Importantly, objective assessments, much like a driver’s license, are a measure of safety, not necessarily quality. Quality in health care delivery comes with experience and continued professional development, both crucial in the career of all physicians.

You are often credited with transparency as a leader, how will you foster transparency at the MCC?

MCC is committed to transparency, always putting our candidates and partners at the centre of our decisions and communications.

Transparency is one of our core values. We prioritize transparency across the organization for decisions and directions by ensuring candidates are informed throughout their journey of credentialing and assessment, and by engaging with our partners to share challenges and leverage opportunities. As individuals and organizations charged with regulatory responsibilities, our collective and generalizable goal is the same – to bring safe health care access to patients in Canada. I believe that transparency not only accelerates our progress by leveraging synergies, but also allows us to learn from mistakes and challenges we have experienced. Our commitment to transparency was demonstrated during our recent cyber security incident.

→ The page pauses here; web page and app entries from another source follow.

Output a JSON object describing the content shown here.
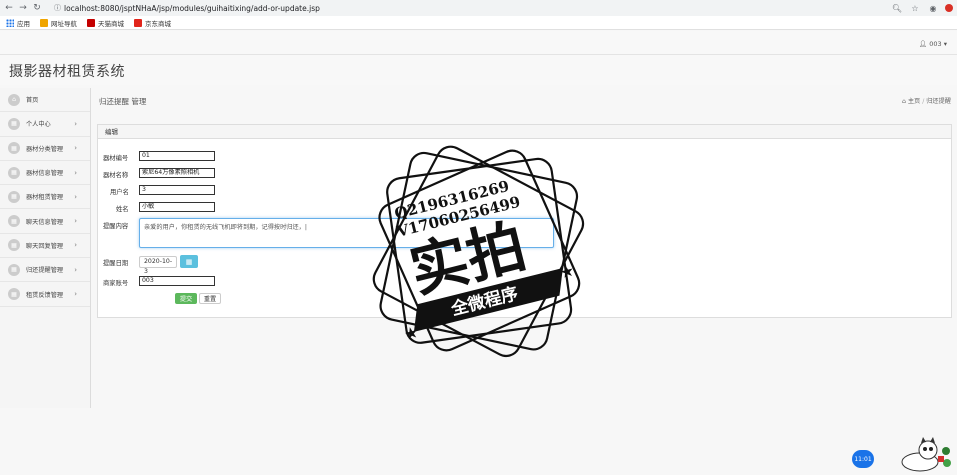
{
  "browser": {
    "url": "localhost:8080/jsptNHaA/jsp/modules/guihaitixing/add-or-update.jsp",
    "bookmarks": [
      "应用",
      "网址导航",
      "天猫商城",
      "京东商城"
    ]
  },
  "user_menu": "003",
  "app_title": "摄影器材租赁系统",
  "sidebar": {
    "items": [
      {
        "label": "首页",
        "icon": "home-icon"
      },
      {
        "label": "个人中心",
        "icon": "grid-icon"
      },
      {
        "label": "器材分类管理",
        "icon": "grid-icon"
      },
      {
        "label": "器材信息管理",
        "icon": "grid-icon"
      },
      {
        "label": "器材租赁管理",
        "icon": "grid-icon"
      },
      {
        "label": "聊天信息管理",
        "icon": "grid-icon"
      },
      {
        "label": "聊天回复管理",
        "icon": "grid-icon"
      },
      {
        "label": "归还提醒管理",
        "icon": "grid-icon"
      },
      {
        "label": "租赁反馈管理",
        "icon": "grid-icon"
      }
    ]
  },
  "page": {
    "heading": "归还提醒 管理",
    "breadcrumb_home": "主页",
    "breadcrumb_current": "归还提醒"
  },
  "panel": {
    "title": "编辑",
    "fields": {
      "equip_no": {
        "label": "器材编号",
        "value": "01"
      },
      "equip_name": {
        "label": "器材名称",
        "value": "索尼64万像素照相机"
      },
      "username": {
        "label": "用户名",
        "value": "3"
      },
      "name": {
        "label": "姓名",
        "value": "小敏"
      },
      "content": {
        "label": "提醒内容",
        "value": "亲爱的用户，你租赁的无线飞机即将到期，记得按时归还，|"
      },
      "date": {
        "label": "提醒日期",
        "value": "2020-10-3"
      },
      "merchant": {
        "label": "商家账号",
        "value": "003"
      }
    },
    "submit_label": "提交",
    "reset_label": "重置"
  },
  "watermark": {
    "line1": "Q2196316269",
    "line2": "V17060256499",
    "big": "实拍",
    "band": "全微程序"
  },
  "clock_badge": "11:01",
  "colors": {
    "submit": "#5cb85c",
    "calendar": "#5bc0de",
    "focus": "#66afe9"
  }
}
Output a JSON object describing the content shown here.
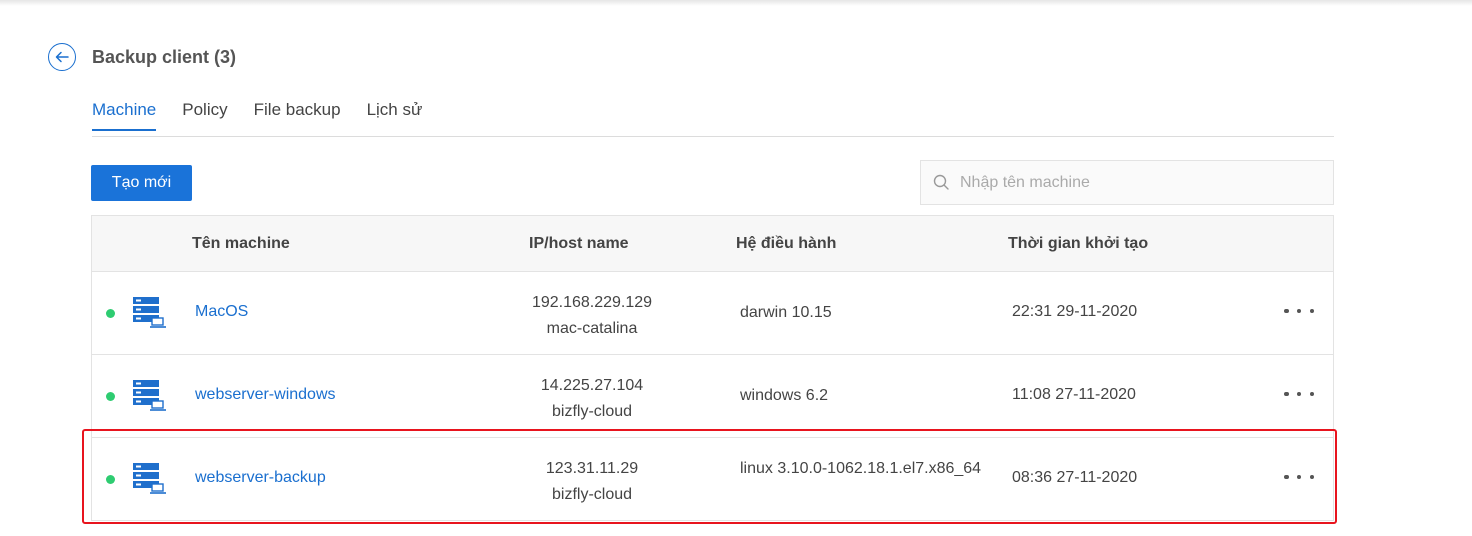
{
  "header": {
    "title": "Backup client (3)"
  },
  "tabs": [
    {
      "label": "Machine",
      "active": true
    },
    {
      "label": "Policy",
      "active": false
    },
    {
      "label": "File backup",
      "active": false
    },
    {
      "label": "Lịch sử",
      "active": false
    }
  ],
  "toolbar": {
    "create_label": "Tạo mới",
    "search_placeholder": "Nhập tên machine"
  },
  "table": {
    "columns": [
      "Tên machine",
      "IP/host name",
      "Hệ điều hành",
      "Thời gian khởi tạo"
    ],
    "rows": [
      {
        "status": "online",
        "name": "MacOS",
        "ip": "192.168.229.129",
        "host": "mac-catalina",
        "os": "darwin 10.15",
        "created": "22:31 29-11-2020"
      },
      {
        "status": "online",
        "name": "webserver-windows",
        "ip": "14.225.27.104",
        "host": "bizfly-cloud",
        "os": "windows 6.2",
        "created": "11:08 27-11-2020"
      },
      {
        "status": "online",
        "name": "webserver-backup",
        "ip": "123.31.11.29",
        "host": "bizfly-cloud",
        "os": "linux 3.10.0-1062.18.1.el7.x86_64",
        "created": "08:36 27-11-2020"
      }
    ]
  },
  "colors": {
    "accent": "#1a6fcf",
    "status_online": "#2ecc71",
    "highlight": "#e8141e"
  },
  "icons": {
    "back": "arrow-left-circle-icon",
    "search": "search-icon",
    "machine": "server-computer-icon",
    "more": "more-horizontal-icon"
  }
}
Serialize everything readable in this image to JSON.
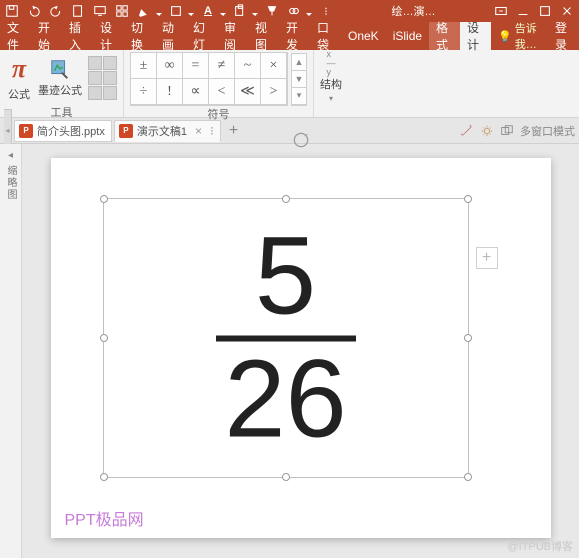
{
  "titlebar": {
    "center1": "绘…",
    "center2": "演…"
  },
  "tabs": {
    "file": "文件",
    "home": "开始",
    "insert": "插入",
    "design_s": "设计",
    "transition": "切换",
    "anim": "动画",
    "slideshow": "幻灯",
    "review": "审阅",
    "view": "视图",
    "dev": "开发",
    "pocket": "口袋",
    "onek": "OneK",
    "islide": "iSlide",
    "format": "格式",
    "design": "设计",
    "tellme": "告诉我…",
    "login": "登录"
  },
  "ribbon": {
    "tools_label": "工具",
    "formula": "公式",
    "ink": "墨迹公式",
    "symbols_label": "符号",
    "structures_label": "结构",
    "sym": [
      "±",
      "∞",
      "=",
      "≠",
      "~",
      "×",
      "÷",
      "!",
      "∝",
      "<",
      "≪",
      ">"
    ]
  },
  "docs": {
    "tab1": "简介头图.pptx",
    "tab2": "演示文稿1",
    "multiwin": "多窗口模式"
  },
  "sidepanel": {
    "label": "缩略图"
  },
  "equation": {
    "numerator": "5",
    "denominator": "26"
  },
  "watermarks": {
    "w1": "PPT极品网",
    "w2": "@ITPUB博客"
  }
}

My three Big Hairy Audacious Goals (BHAG) are that:

  1. MCC credentialing, assessments, and certifications are valued by regulators for licensure to practise, and by candidates to proudly display on their walls.
  2. MCC is recognized for its innovative and adaptable programs of assessment and registries that maintain the Canadian standard and is viewed as responsive to the needs of patients in Canada.
  3. MCC is a workplace of choice, where people “work hard and play hard.” I have been fortunate to work alongside, coach, and mentor the next generation of leaders here.

We are grateful to Dr. Naik for sharing his insights. His dedication and innovative approach will help the MCC navigate changes and achieve its objectives. Stay tuned for future developments as the MCC responds to the changing needs of candidates and licensure requirements in Canada while ensuring safe patient care through the assessment of students and physicians and enhanced management of physician data.